- **Goal of the exercise**
Print the entries exactly; skip the pictures.

- **Source material**
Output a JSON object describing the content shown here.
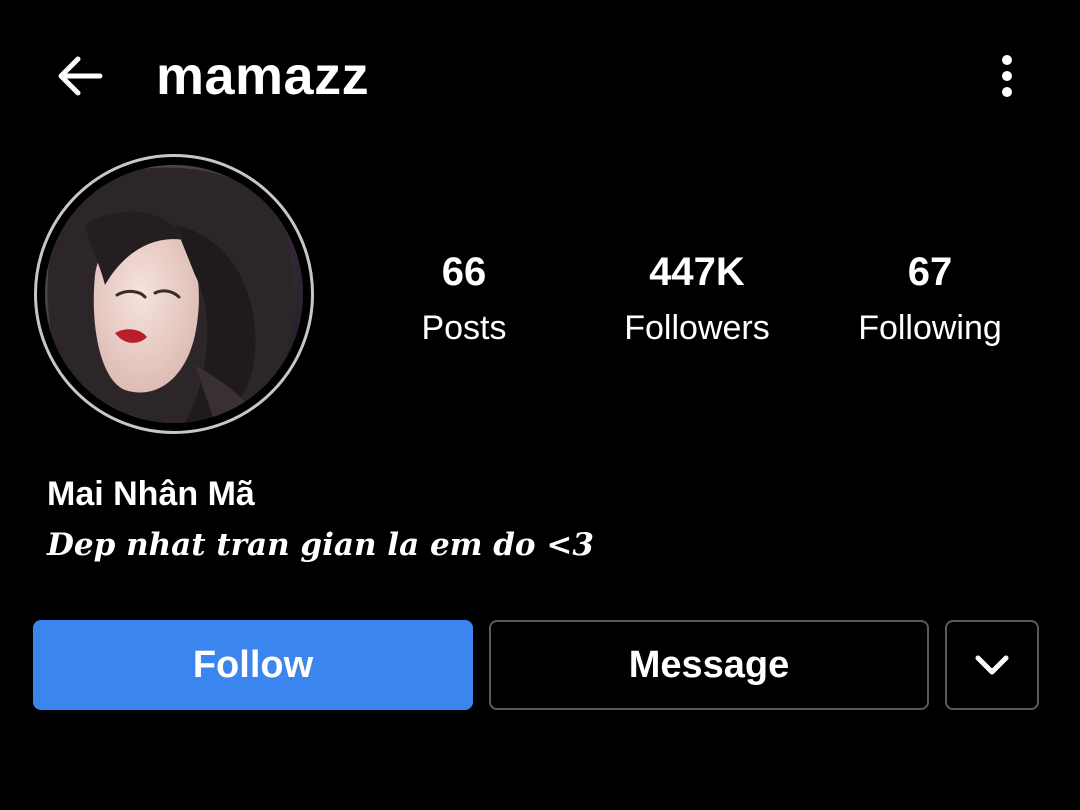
{
  "colors": {
    "background": "#000000",
    "text": "#ffffff",
    "follow_button": "#3a86ee",
    "button_border": "#5a5a5a",
    "avatar_ring": "#c7c7c7"
  },
  "header": {
    "username": "mamazz",
    "back_icon": "arrow-left-icon",
    "more_icon": "vertical-dots-icon"
  },
  "profile": {
    "avatar_icon": "profile-photo",
    "stats": [
      {
        "value": "66",
        "label": "Posts"
      },
      {
        "value": "447K",
        "label": "Followers"
      },
      {
        "value": "67",
        "label": "Following"
      }
    ],
    "display_name": "Mai Nhân Mã",
    "bio": "Dep nhat tran gian la em do <3"
  },
  "actions": {
    "follow_label": "Follow",
    "message_label": "Message",
    "dropdown_icon": "chevron-down-icon"
  }
}
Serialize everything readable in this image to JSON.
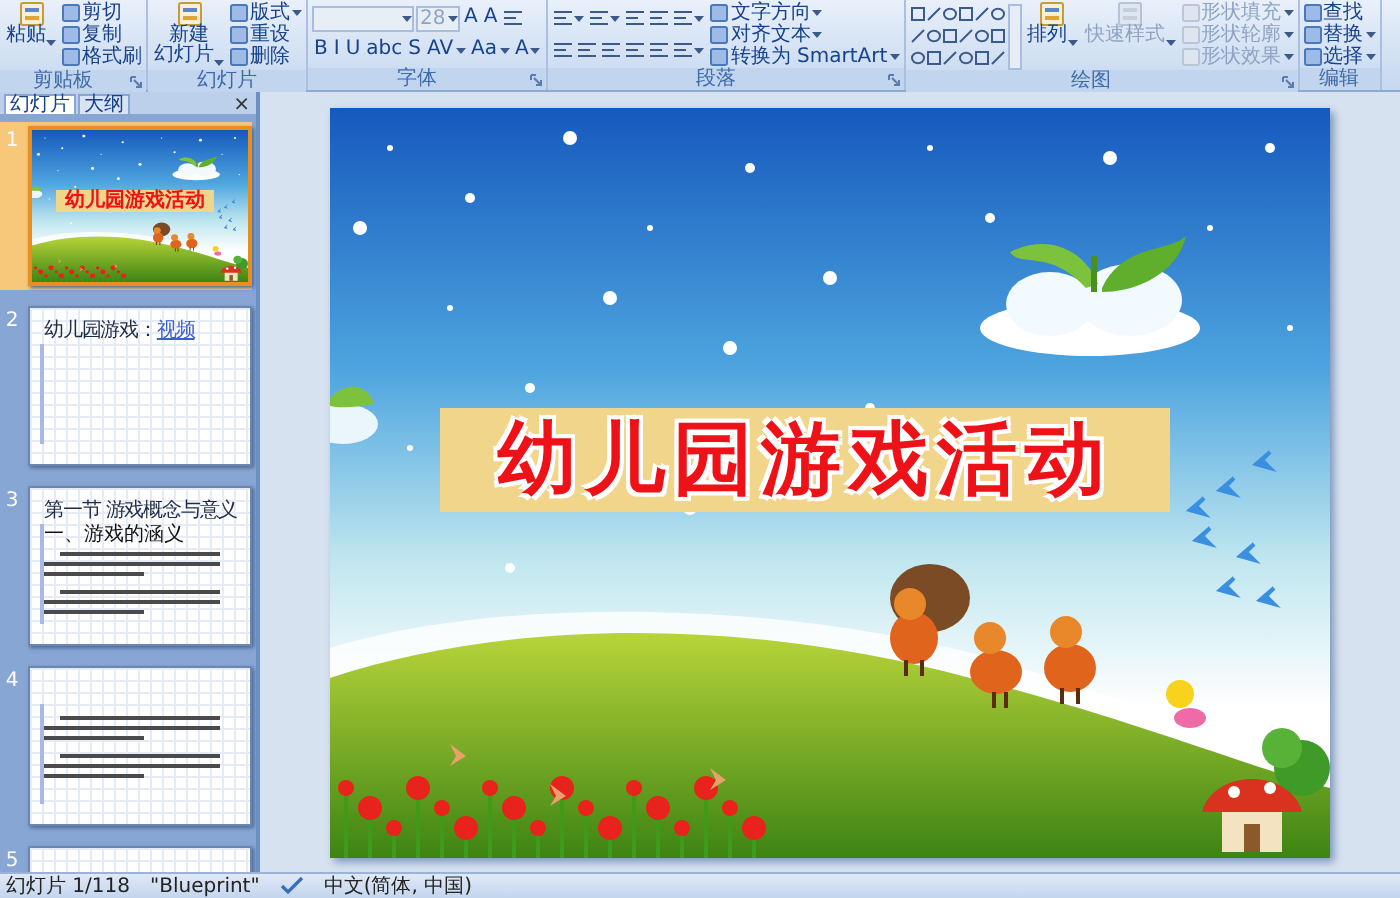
{
  "ribbon": {
    "groups": [
      {
        "label": "剪贴板",
        "launcher": true,
        "columns": [
          [
            [
              {
                "kind": "large",
                "label": "粘贴",
                "dropdown": true
              }
            ]
          ],
          [
            [
              {
                "kind": "small",
                "label": "剪切"
              }
            ],
            [
              {
                "kind": "small",
                "label": "复制"
              }
            ],
            [
              {
                "kind": "small",
                "label": "格式刷"
              }
            ]
          ]
        ]
      },
      {
        "label": "幻灯片",
        "launcher": false,
        "columns": [
          [
            [
              {
                "kind": "large",
                "label": "新建",
                "label_line2": "幻灯片",
                "dropdown": true
              }
            ]
          ],
          [
            [
              {
                "kind": "small",
                "label": "版式",
                "dropdown": true
              }
            ],
            [
              {
                "kind": "small",
                "label": "重设"
              }
            ],
            [
              {
                "kind": "small",
                "label": "删除"
              }
            ]
          ]
        ]
      },
      {
        "label": "字体",
        "launcher": true,
        "columns": [
          [
            [
              {
                "kind": "field",
                "disabled": true
              },
              {
                "kind": "sizefield",
                "value": "28",
                "disabled": true
              },
              {
                "kind": "glyph",
                "label": "A"
              },
              {
                "kind": "glyph",
                "label": "A"
              },
              {
                "kind": "icon"
              }
            ],
            [
              {
                "kind": "glyph",
                "label": "B"
              },
              {
                "kind": "glyph",
                "label": "I"
              },
              {
                "kind": "glyph",
                "label": "U"
              },
              {
                "kind": "glyph",
                "label": "abc"
              },
              {
                "kind": "glyph",
                "label": "S"
              },
              {
                "kind": "glyph",
                "label": "AV",
                "dropdown": true
              },
              {
                "kind": "glyph",
                "label": "Aa",
                "dropdown": true
              },
              {
                "kind": "glyph",
                "label": "A",
                "dropdown": true
              }
            ]
          ]
        ]
      },
      {
        "label": "段落",
        "launcher": true,
        "columns": [
          [
            [
              {
                "kind": "icon",
                "dropdown": true
              },
              {
                "kind": "icon",
                "dropdown": true
              },
              {
                "kind": "icon"
              },
              {
                "kind": "icon"
              },
              {
                "kind": "icon",
                "dropdown": true
              }
            ],
            [
              {
                "kind": "icon"
              },
              {
                "kind": "icon"
              },
              {
                "kind": "icon"
              },
              {
                "kind": "icon"
              },
              {
                "kind": "icon"
              },
              {
                "kind": "icon",
                "dropdown": true
              }
            ]
          ],
          [
            [
              {
                "kind": "small",
                "label": "文字方向",
                "dropdown": true
              }
            ],
            [
              {
                "kind": "small",
                "label": "对齐文本",
                "dropdown": true
              }
            ],
            [
              {
                "kind": "small",
                "label": "转换为 SmartArt",
                "dropdown": true
              }
            ]
          ]
        ]
      },
      {
        "label": "绘图",
        "launcher": true,
        "columns": [
          [
            [
              {
                "kind": "gallery"
              }
            ]
          ],
          [
            [
              {
                "kind": "large",
                "label": "排列",
                "dropdown": true
              }
            ]
          ],
          [
            [
              {
                "kind": "large",
                "label": "快速样式",
                "dropdown": true,
                "disabled": true
              }
            ]
          ],
          [
            [
              {
                "kind": "small",
                "label": "形状填充",
                "dropdown": true,
                "disabled": true
              }
            ],
            [
              {
                "kind": "small",
                "label": "形状轮廓",
                "dropdown": true,
                "disabled": true
              }
            ],
            [
              {
                "kind": "small",
                "label": "形状效果",
                "dropdown": true,
                "disabled": true
              }
            ]
          ]
        ]
      },
      {
        "label": "编辑",
        "launcher": false,
        "columns": [
          [
            [
              {
                "kind": "small",
                "label": "查找"
              }
            ],
            [
              {
                "kind": "small",
                "label": "替换",
                "dropdown": true
              }
            ],
            [
              {
                "kind": "small",
                "label": "选择",
                "dropdown": true
              }
            ]
          ]
        ]
      }
    ]
  },
  "panel": {
    "tabs": [
      {
        "label": "幻灯片",
        "selected": true
      },
      {
        "label": "大纲",
        "selected": false
      }
    ],
    "close": "×",
    "thumbnails": [
      {
        "number": "1",
        "selected": true,
        "kind": "title",
        "title": "幼儿园游戏活动"
      },
      {
        "number": "2",
        "selected": false,
        "kind": "content",
        "title": "幼儿园游戏：",
        "link": "视频"
      },
      {
        "number": "3",
        "selected": false,
        "kind": "content",
        "title": "第一节 游戏概念与意义",
        "subtitle": "一、游戏的涵义",
        "body_text": true
      },
      {
        "number": "4",
        "selected": false,
        "kind": "content",
        "body_text": true
      },
      {
        "number": "5",
        "selected": false,
        "kind": "content"
      }
    ]
  },
  "slide": {
    "title": "幼儿园游戏活动"
  },
  "status_bar": {
    "items": [
      {
        "kind": "text",
        "label": "幻灯片 1/118"
      },
      {
        "kind": "text",
        "label": "\"Blueprint\""
      },
      {
        "kind": "spellcheck"
      },
      {
        "kind": "text",
        "label": "中文(简体, 中国)"
      }
    ]
  }
}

- **Written answer**
Output a JSON object describing the content shown here.
{
  "colors": {
    "background": "#000000",
    "text": "#ffffff",
    "follow_button": "#3a86ee",
    "button_border": "#5a5a5a",
    "avatar_ring": "#c7c7c7"
  },
  "header": {
    "username": "mamazz",
    "back_icon": "arrow-left-icon",
    "more_icon": "vertical-dots-icon"
  },
  "profile": {
    "avatar_icon": "profile-photo",
    "stats": [
      {
        "value": "66",
        "label": "Posts"
      },
      {
        "value": "447K",
        "label": "Followers"
      },
      {
        "value": "67",
        "label": "Following"
      }
    ],
    "display_name": "Mai Nhân Mã",
    "bio": "Dep nhat tran gian la em do <3"
  },
  "actions": {
    "follow_label": "Follow",
    "message_label": "Message",
    "dropdown_icon": "chevron-down-icon"
  }
}
Serialize everything readable in this image to JSON.
{
  "ribbon": {
    "groups": [
      {
        "label": "剪贴板",
        "launcher": true,
        "columns": [
          [
            [
              {
                "kind": "large",
                "label": "粘贴",
                "dropdown": true
              }
            ]
          ],
          [
            [
              {
                "kind": "small",
                "label": "剪切"
              }
            ],
            [
              {
                "kind": "small",
                "label": "复制"
              }
            ],
            [
              {
                "kind": "small",
                "label": "格式刷"
              }
            ]
          ]
        ]
      },
      {
        "label": "幻灯片",
        "launcher": false,
        "columns": [
          [
            [
              {
                "kind": "large",
                "label": "新建",
                "label_line2": "幻灯片",
                "dropdown": true
              }
            ]
          ],
          [
            [
              {
                "kind": "small",
                "label": "版式",
                "dropdown": true
              }
            ],
            [
              {
                "kind": "small",
                "label": "重设"
              }
            ],
            [
              {
                "kind": "small",
                "label": "删除"
              }
            ]
          ]
        ]
      },
      {
        "label": "字体",
        "launcher": true,
        "columns": [
          [
            [
              {
                "kind": "field",
                "disabled": true
              },
              {
                "kind": "sizefield",
                "value": "28",
                "disabled": true
              },
              {
                "kind": "glyph",
                "label": "A"
              },
              {
                "kind": "glyph",
                "label": "A"
              },
              {
                "kind": "icon"
              }
            ],
            [
              {
                "kind": "glyph",
                "label": "B"
              },
              {
                "kind": "glyph",
                "label": "I"
              },
              {
                "kind": "glyph",
                "label": "U"
              },
              {
                "kind": "glyph",
                "label": "abc"
              },
              {
                "kind": "glyph",
                "label": "S"
              },
              {
                "kind": "glyph",
                "label": "AV",
                "dropdown": true
              },
              {
                "kind": "glyph",
                "label": "Aa",
                "dropdown": true
              },
              {
                "kind": "glyph",
                "label": "A",
                "dropdown": true
              }
            ]
          ]
        ]
      },
      {
        "label": "段落",
        "launcher": true,
        "columns": [
          [
            [
              {
                "kind": "icon",
                "dropdown": true
              },
              {
                "kind": "icon",
                "dropdown": true
              },
              {
                "kind": "icon"
              },
              {
                "kind": "icon"
              },
              {
                "kind": "icon",
                "dropdown": true
              }
            ],
            [
              {
                "kind": "icon"
              },
              {
                "kind": "icon"
              },
              {
                "kind": "icon"
              },
              {
                "kind": "icon"
              },
              {
                "kind": "icon"
              },
              {
                "kind": "icon",
                "dropdown": true
              }
            ]
          ],
          [
            [
              {
                "kind": "small",
                "label": "文字方向",
                "dropdown": true
              }
            ],
            [
              {
                "kind": "small",
                "label": "对齐文本",
                "dropdown": true
              }
            ],
            [
              {
                "kind": "small",
                "label": "转换为 SmartArt",
                "dropdown": true
              }
            ]
          ]
        ]
      },
      {
        "label": "绘图",
        "launcher": true,
        "columns": [
          [
            [
              {
                "kind": "gallery"
              }
            ]
          ],
          [
            [
              {
                "kind": "large",
                "label": "排列",
                "dropdown": true
              }
            ]
          ],
          [
            [
              {
                "kind": "large",
                "label": "快速样式",
                "dropdown": true,
                "disabled": true
              }
            ]
          ],
          [
            [
              {
                "kind": "small",
                "label": "形状填充",
                "dropdown": true,
                "disabled": true
              }
            ],
            [
              {
                "kind": "small",
                "label": "形状轮廓",
                "dropdown": true,
                "disabled": true
              }
            ],
            [
              {
                "kind": "small",
                "label": "形状效果",
                "dropdown": true,
                "disabled": true
              }
            ]
          ]
        ]
      },
      {
        "label": "编辑",
        "launcher": false,
        "columns": [
          [
            [
              {
                "kind": "small",
                "label": "查找"
              }
            ],
            [
              {
                "kind": "small",
                "label": "替换",
                "dropdown": true
              }
            ],
            [
              {
                "kind": "small",
                "label": "选择",
                "dropdown": true
              }
            ]
          ]
        ]
      }
    ]
  },
  "panel": {
    "tabs": [
      {
        "label": "幻灯片",
        "selected": true
      },
      {
        "label": "大纲",
        "selected": false
      }
    ],
    "close": "×",
    "thumbnails": [
      {
        "number": "1",
        "selected": true,
        "kind": "title",
        "title": "幼儿园游戏活动"
      },
      {
        "number": "2",
        "selected": false,
        "kind": "content",
        "title": "幼儿园游戏：",
        "link": "视频"
      },
      {
        "number": "3",
        "selected": false,
        "kind": "content",
        "title": "第一节 游戏概念与意义",
        "subtitle": "一、游戏的涵义",
        "body_text": true
      },
      {
        "number": "4",
        "selected": false,
        "kind": "content",
        "body_text": true
      },
      {
        "number": "5",
        "selected": false,
        "kind": "content"
      }
    ]
  },
  "slide": {
    "title": "幼儿园游戏活动"
  },
  "status_bar": {
    "items": [
      {
        "kind": "text",
        "label": "幻灯片 1/118"
      },
      {
        "kind": "text",
        "label": "\"Blueprint\""
      },
      {
        "kind": "spellcheck"
      },
      {
        "kind": "text",
        "label": "中文(简体, 中国)"
      }
    ]
  }
}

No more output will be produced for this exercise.